> What this task involves: Return every line of the records that includes the string "name".

Records contained in a dataset
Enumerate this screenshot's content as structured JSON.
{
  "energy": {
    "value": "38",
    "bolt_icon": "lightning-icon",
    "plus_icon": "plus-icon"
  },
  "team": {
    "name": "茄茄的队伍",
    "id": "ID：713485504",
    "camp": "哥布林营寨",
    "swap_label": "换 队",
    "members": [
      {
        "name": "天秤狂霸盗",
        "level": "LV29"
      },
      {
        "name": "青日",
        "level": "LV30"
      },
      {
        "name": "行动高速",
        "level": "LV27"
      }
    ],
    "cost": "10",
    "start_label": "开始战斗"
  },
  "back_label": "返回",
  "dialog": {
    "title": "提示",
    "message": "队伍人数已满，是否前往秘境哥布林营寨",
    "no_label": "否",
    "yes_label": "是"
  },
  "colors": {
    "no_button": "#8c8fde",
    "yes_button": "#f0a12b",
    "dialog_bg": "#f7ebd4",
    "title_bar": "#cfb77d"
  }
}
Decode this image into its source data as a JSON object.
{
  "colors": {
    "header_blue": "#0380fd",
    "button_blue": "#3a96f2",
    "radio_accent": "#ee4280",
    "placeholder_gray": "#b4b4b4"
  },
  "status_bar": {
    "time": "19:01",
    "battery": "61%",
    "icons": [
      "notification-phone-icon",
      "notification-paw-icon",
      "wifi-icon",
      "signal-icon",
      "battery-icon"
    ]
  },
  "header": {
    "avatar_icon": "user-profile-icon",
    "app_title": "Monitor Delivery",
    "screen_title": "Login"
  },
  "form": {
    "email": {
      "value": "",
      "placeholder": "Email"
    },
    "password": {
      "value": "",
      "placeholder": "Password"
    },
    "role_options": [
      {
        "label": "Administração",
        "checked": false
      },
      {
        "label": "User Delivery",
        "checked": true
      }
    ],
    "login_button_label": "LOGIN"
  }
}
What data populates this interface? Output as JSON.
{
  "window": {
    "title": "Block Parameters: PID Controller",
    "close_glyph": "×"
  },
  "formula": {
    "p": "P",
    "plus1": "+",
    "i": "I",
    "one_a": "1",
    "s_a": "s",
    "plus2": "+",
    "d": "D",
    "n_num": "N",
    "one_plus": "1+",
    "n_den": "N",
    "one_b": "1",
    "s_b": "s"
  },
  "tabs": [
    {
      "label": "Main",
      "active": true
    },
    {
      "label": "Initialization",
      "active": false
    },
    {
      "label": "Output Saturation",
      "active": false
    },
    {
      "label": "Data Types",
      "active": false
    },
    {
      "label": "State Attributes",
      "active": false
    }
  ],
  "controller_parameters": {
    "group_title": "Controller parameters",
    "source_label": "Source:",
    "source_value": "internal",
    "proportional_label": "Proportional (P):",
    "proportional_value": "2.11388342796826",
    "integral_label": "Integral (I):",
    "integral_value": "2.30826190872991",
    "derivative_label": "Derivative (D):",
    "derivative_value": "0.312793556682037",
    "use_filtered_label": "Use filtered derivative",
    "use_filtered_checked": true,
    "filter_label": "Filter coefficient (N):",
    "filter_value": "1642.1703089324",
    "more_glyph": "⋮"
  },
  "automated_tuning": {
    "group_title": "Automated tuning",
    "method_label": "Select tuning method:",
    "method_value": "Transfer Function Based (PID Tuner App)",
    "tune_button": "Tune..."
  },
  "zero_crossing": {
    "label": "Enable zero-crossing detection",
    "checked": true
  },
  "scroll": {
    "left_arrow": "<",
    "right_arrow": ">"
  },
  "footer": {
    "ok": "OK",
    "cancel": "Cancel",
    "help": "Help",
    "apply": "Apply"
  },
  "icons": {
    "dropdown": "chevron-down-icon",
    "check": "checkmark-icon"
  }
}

> Task answer:
    "name": "茄茄的队伍",
        "name": "天秤狂霸盗",
        "name": "青日",
        "name": "行动高速",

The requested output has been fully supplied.